## WHAT TO DO
Examine each line of the listing below. Copy those in which the string "Bridal" appears.

┄┄┄┄┄┄┄┄┄┄┄┄┄┄┄┄┄┄┄┄

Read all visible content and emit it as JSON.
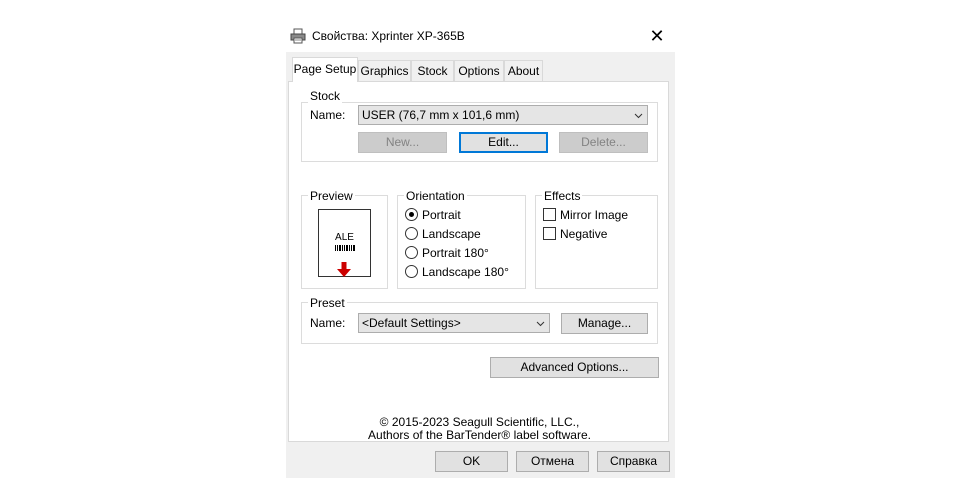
{
  "window": {
    "title": "Свойства: Xprinter XP-365B",
    "close_glyph": "✕"
  },
  "tabs": [
    {
      "label": "Page Setup",
      "active": true
    },
    {
      "label": "Graphics",
      "active": false
    },
    {
      "label": "Stock",
      "active": false
    },
    {
      "label": "Options",
      "active": false
    },
    {
      "label": "About",
      "active": false
    }
  ],
  "stock": {
    "legend": "Stock",
    "name_label": "Name:",
    "name_value": "USER (76,7 mm x 101,6 mm)",
    "new_label": "New...",
    "edit_label": "Edit...",
    "delete_label": "Delete..."
  },
  "preview": {
    "legend": "Preview",
    "sample_text": "ALE",
    "arrow_color": "#cc0000"
  },
  "orientation": {
    "legend": "Orientation",
    "options": [
      {
        "label": "Portrait",
        "checked": true
      },
      {
        "label": "Landscape",
        "checked": false
      },
      {
        "label": "Portrait 180°",
        "checked": false
      },
      {
        "label": "Landscape 180°",
        "checked": false
      }
    ]
  },
  "effects": {
    "legend": "Effects",
    "options": [
      {
        "label": "Mirror Image",
        "checked": false
      },
      {
        "label": "Negative",
        "checked": false
      }
    ]
  },
  "preset": {
    "legend": "Preset",
    "name_label": "Name:",
    "name_value": "<Default Settings>",
    "manage_label": "Manage..."
  },
  "advanced_label": "Advanced Options...",
  "footer": {
    "line1": "© 2015-2023 Seagull Scientific, LLC.,",
    "line2": "Authors of the BarTender® label software."
  },
  "buttons": {
    "ok": "OK",
    "cancel": "Отмена",
    "help": "Справка"
  },
  "icons": {
    "title": "printer-icon",
    "close": "close-icon",
    "dropdown": "chevron-down-icon"
  }
}
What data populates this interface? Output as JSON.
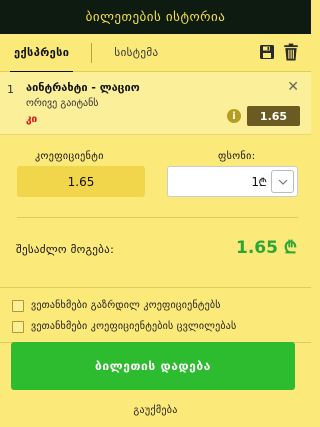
{
  "header": {
    "title": "ბილეთების ისტორია"
  },
  "tabs": [
    {
      "label": "ექსპრესი",
      "active": true
    },
    {
      "label": "სისტემა",
      "active": false
    }
  ],
  "toolbar": {
    "save_icon": "floppy-disk-icon",
    "delete_icon": "trash-icon"
  },
  "bet": {
    "index": "1",
    "match": "აინტრახტი - ლაციო",
    "pick": "ორივე გაიტანს",
    "result": "კი",
    "odds": "1.65"
  },
  "stake": {
    "coef_label": "კოეფიციენტი",
    "coef_value": "1.65",
    "money_label": "ფსონი:",
    "money_value": "1",
    "currency": "₾"
  },
  "winnings": {
    "label": "შესაძლო მოგება:",
    "value": "1.65 ₾"
  },
  "options": [
    "ვეთანხმები გაზრდილ კოეფიციენტებს",
    "ვეთანხმები კოეფიციენტების ცვლილებას"
  ],
  "actions": {
    "place_bet": "ბილეთის დადება",
    "cancel": "გაუქმება"
  },
  "colors": {
    "header_bg": "#0d1b10",
    "header_text": "#f5e04a",
    "panel_bg": "#fbe97a",
    "place_button": "#2dbb2f",
    "win_value": "#2da636",
    "odds_badge": "#6a5b22"
  }
}
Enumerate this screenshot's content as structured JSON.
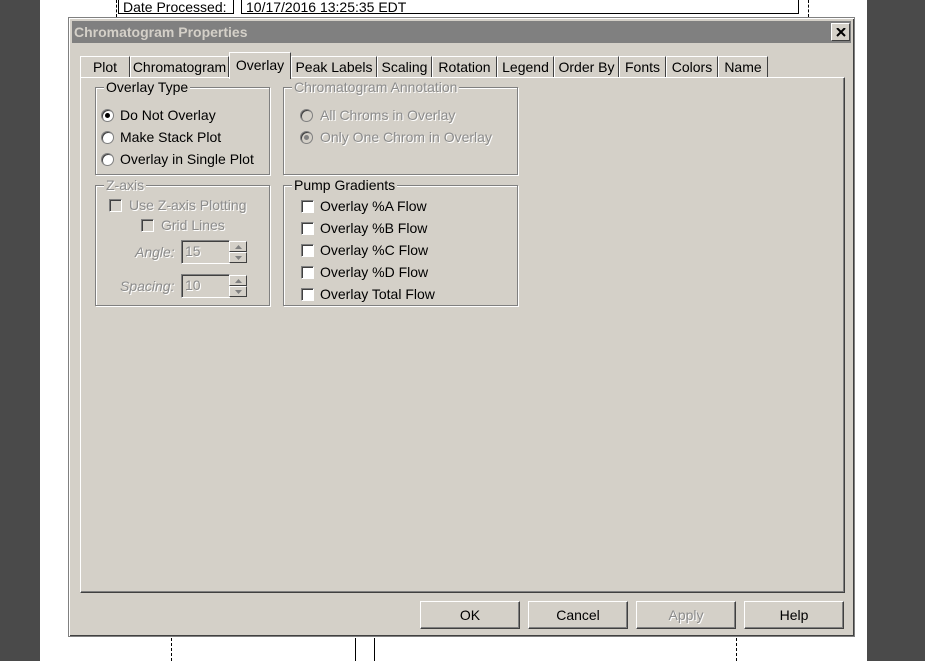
{
  "background": {
    "date_label": "Date Processed:",
    "date_value": "10/17/2016 13:25:35 EDT"
  },
  "dialog": {
    "title": "Chromatogram Properties",
    "close_glyph": "✕"
  },
  "tabs": [
    {
      "label": "Plot"
    },
    {
      "label": "Chromatogram"
    },
    {
      "label": "Overlay",
      "active": true
    },
    {
      "label": "Peak Labels"
    },
    {
      "label": "Scaling"
    },
    {
      "label": "Rotation"
    },
    {
      "label": "Legend"
    },
    {
      "label": "Order By"
    },
    {
      "label": "Fonts"
    },
    {
      "label": "Colors"
    },
    {
      "label": "Name"
    }
  ],
  "overlay_type": {
    "title": "Overlay Type",
    "options": [
      {
        "label": "Do Not Overlay",
        "selected": true
      },
      {
        "label": "Make Stack Plot",
        "selected": false
      },
      {
        "label": "Overlay in Single Plot",
        "selected": false
      }
    ]
  },
  "chrom_annotation": {
    "title": "Chromatogram Annotation",
    "enabled": false,
    "options": [
      {
        "label": "All Chroms in Overlay",
        "selected": false
      },
      {
        "label": "Only One Chrom in Overlay",
        "selected": true
      }
    ]
  },
  "z_axis": {
    "title": "Z-axis",
    "enabled": false,
    "use_label": "Use Z-axis Plotting",
    "grid_label": "Grid Lines",
    "angle_label": "Angle:",
    "angle_value": "15",
    "spacing_label": "Spacing:",
    "spacing_value": "10"
  },
  "pump_gradients": {
    "title": "Pump Gradients",
    "options": [
      {
        "label": "Overlay %A Flow",
        "checked": false
      },
      {
        "label": "Overlay %B Flow",
        "checked": false
      },
      {
        "label": "Overlay %C Flow",
        "checked": false
      },
      {
        "label": "Overlay %D Flow",
        "checked": false
      },
      {
        "label": "Overlay Total Flow",
        "checked": false
      }
    ]
  },
  "buttons": {
    "ok": "OK",
    "cancel": "Cancel",
    "apply": "Apply",
    "help": "Help"
  },
  "colors": {
    "dialog_face": "#d4d0c8",
    "titlebar_inactive": "#808080",
    "disabled_text": "#8c8c8c"
  }
}
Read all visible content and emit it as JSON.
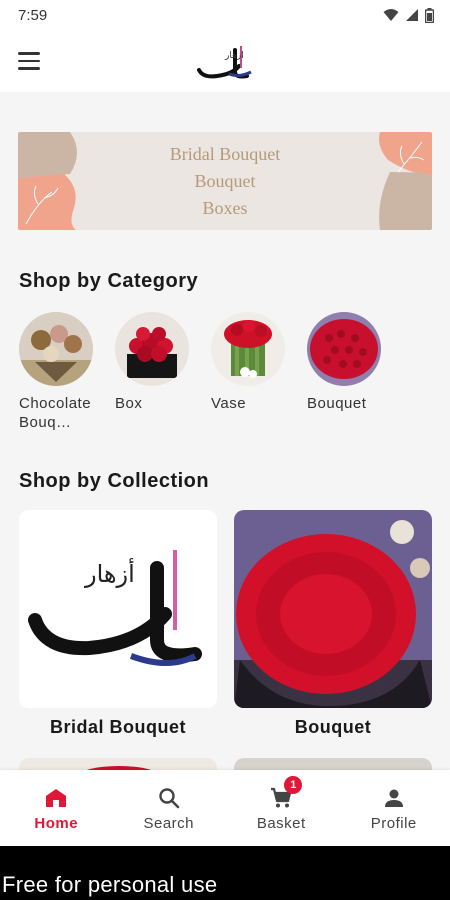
{
  "status_bar": {
    "time": "7:59",
    "icons": [
      "wifi-icon",
      "signal-icon",
      "battery-icon"
    ]
  },
  "app_bar": {
    "menu_icon": "hamburger-icon",
    "logo_icon": "ashar-logo-icon"
  },
  "banner": {
    "lines": [
      "Bridal Bouquet",
      "Bouquet",
      "Boxes"
    ]
  },
  "sections": {
    "category_title": "Shop by Category",
    "collection_title": "Shop by Collection"
  },
  "categories": [
    {
      "label": "Chocolate Bouq…",
      "image": "chocolate-bouquet-image"
    },
    {
      "label": "Box",
      "image": "rose-box-image"
    },
    {
      "label": "Vase",
      "image": "rose-vase-image"
    },
    {
      "label": "Bouquet",
      "image": "rose-bouquet-image"
    }
  ],
  "collections": [
    {
      "label": "Bridal Bouquet",
      "image": "ashar-logo-image",
      "logo_text": "أزهار"
    },
    {
      "label": "Bouquet",
      "image": "large-rose-bouquet-image"
    }
  ],
  "bottom_nav": {
    "items": [
      {
        "label": "Home",
        "icon": "home-icon",
        "active": true
      },
      {
        "label": "Search",
        "icon": "search-icon",
        "active": false
      },
      {
        "label": "Basket",
        "icon": "cart-icon",
        "active": false,
        "badge": "1"
      },
      {
        "label": "Profile",
        "icon": "person-icon",
        "active": false
      }
    ]
  },
  "footer": {
    "watermark": "Free for personal use"
  },
  "colors": {
    "accent": "#e01737",
    "banner_bg": "#ebe6e2",
    "banner_text": "#b69a76",
    "peach": "#f0a48c",
    "taupe": "#cbb6a6"
  }
}
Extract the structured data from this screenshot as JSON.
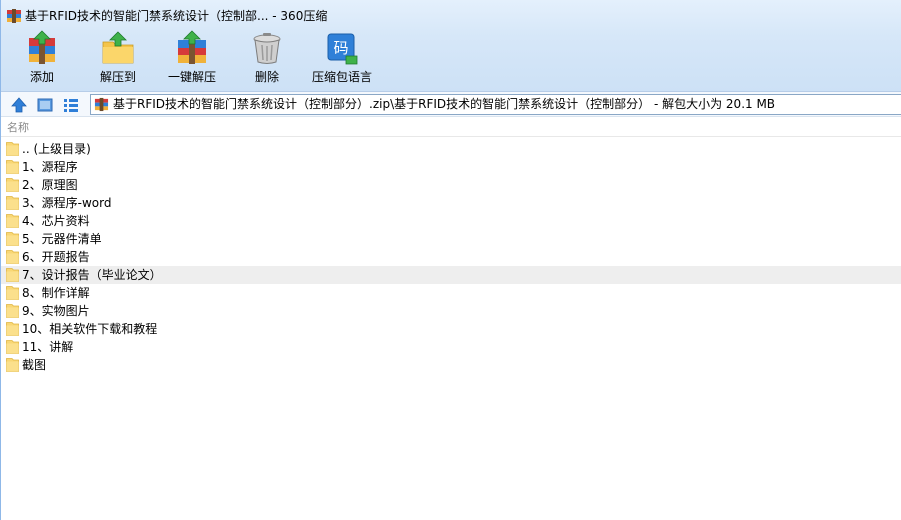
{
  "window": {
    "title": "基于RFID技术的智能门禁系统设计（控制部... - 360压缩"
  },
  "toolbar": {
    "buttons": [
      {
        "label": "添加",
        "icon": "add-archive-icon"
      },
      {
        "label": "解压到",
        "icon": "extract-to-icon"
      },
      {
        "label": "一键解压",
        "icon": "one-click-extract-icon"
      },
      {
        "label": "删除",
        "icon": "delete-trash-icon"
      },
      {
        "label": "压缩包语言",
        "icon": "archive-language-icon"
      }
    ]
  },
  "addressbar": {
    "path": "基于RFID技术的智能门禁系统设计（控制部分）.zip\\基于RFID技术的智能门禁系统设计（控制部分） - 解包大小为 20.1 MB"
  },
  "list": {
    "column_name": "名称",
    "items": [
      {
        "name": ".. (上级目录)"
      },
      {
        "name": "1、源程序"
      },
      {
        "name": "2、原理图"
      },
      {
        "name": "3、源程序-word"
      },
      {
        "name": "4、芯片资料"
      },
      {
        "name": "5、元器件清单"
      },
      {
        "name": "6、开题报告"
      },
      {
        "name": "7、设计报告（毕业论文）"
      },
      {
        "name": "8、制作详解"
      },
      {
        "name": "9、实物图片"
      },
      {
        "name": "10、相关软件下载和教程"
      },
      {
        "name": "11、讲解"
      },
      {
        "name": "截图"
      }
    ],
    "highlighted_index": 7
  },
  "colors": {
    "toolbar_bg": "#d6e7f8",
    "folder": "#f8d775",
    "row_highlight": "#eeeeee",
    "header_text": "#8a8a8a"
  }
}
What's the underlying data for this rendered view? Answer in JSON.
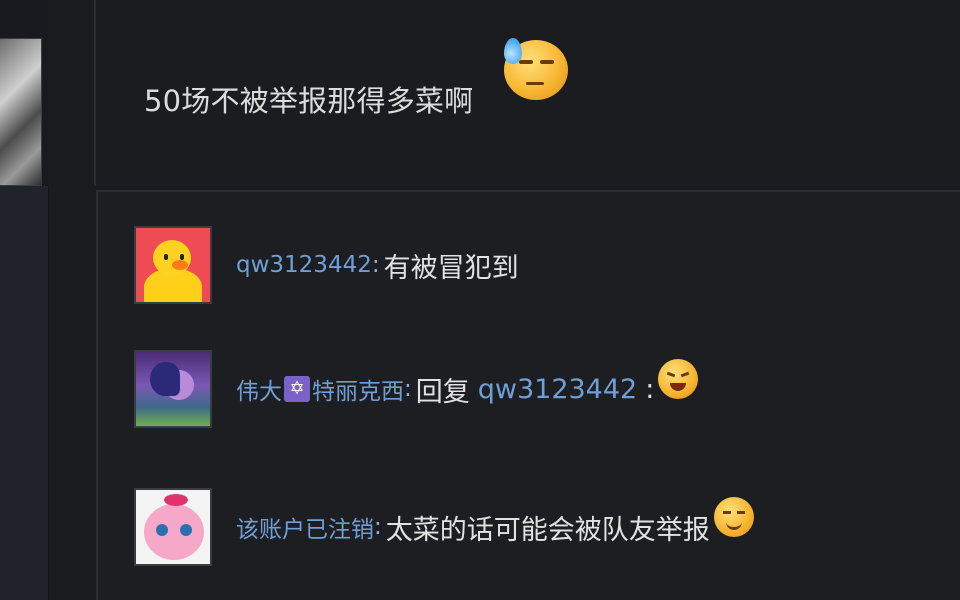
{
  "main_comment": {
    "text": "50场不被举报那得多菜啊",
    "emoji": "sweat-smile-emoji"
  },
  "replies": [
    {
      "username": "qw3123442",
      "separator": ":",
      "text": "有被冒犯到",
      "avatar": "yellow-duck-avatar"
    },
    {
      "username_part1": "伟大",
      "badge": "✡",
      "username_part2": "特丽克西",
      "separator": ":",
      "text": "回复",
      "mention": "qw3123442",
      "mention_suffix": ":",
      "emoji": "angry-laugh-emoji",
      "avatar": "pony-avatar"
    },
    {
      "username": "该账户已注销",
      "separator": ":",
      "text": "太菜的话可能会被队友举报",
      "emoji": "smile-emoji",
      "avatar": "jigglypuff-avatar"
    }
  ],
  "colors": {
    "background": "#1a1b1f",
    "username": "#6f9fd6",
    "text": "#e2e2e2",
    "emoji": "#f7b733"
  }
}
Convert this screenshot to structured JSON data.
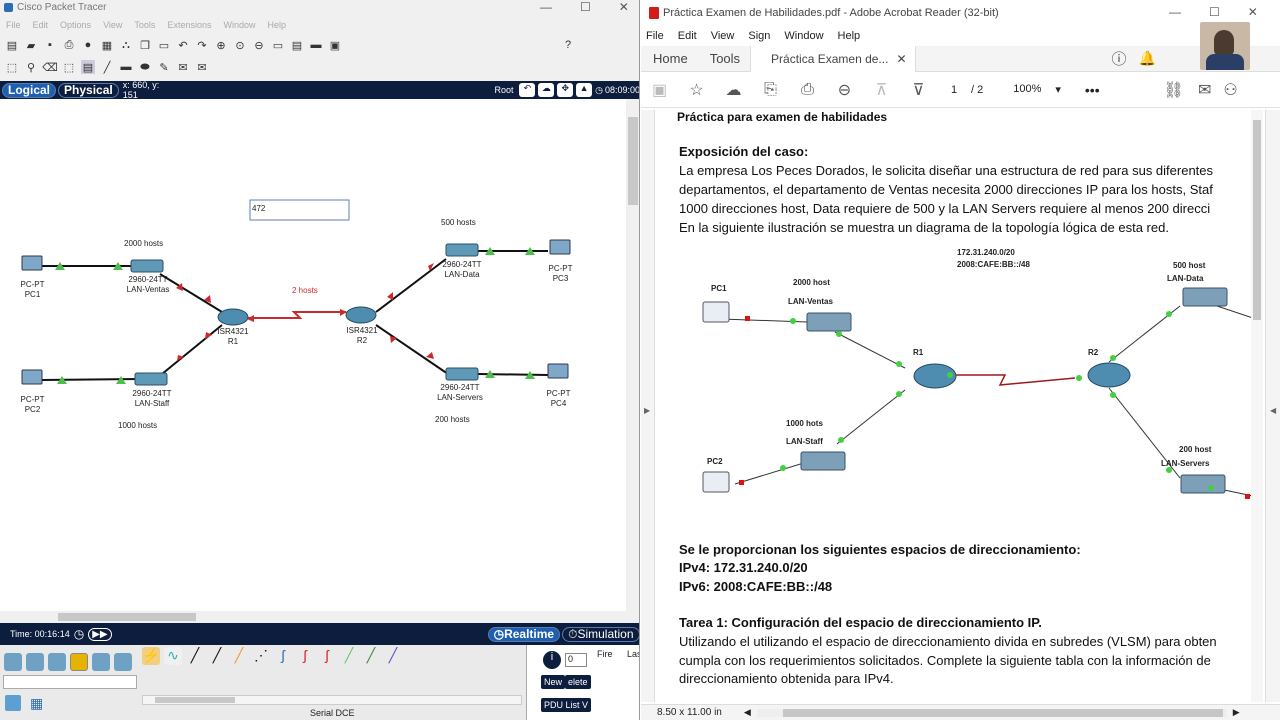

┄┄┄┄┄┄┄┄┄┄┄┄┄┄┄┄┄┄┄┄

## EXERCISE SOLUTION
      "Bridal Bouquet",
      "label": "Bridal Bouquet",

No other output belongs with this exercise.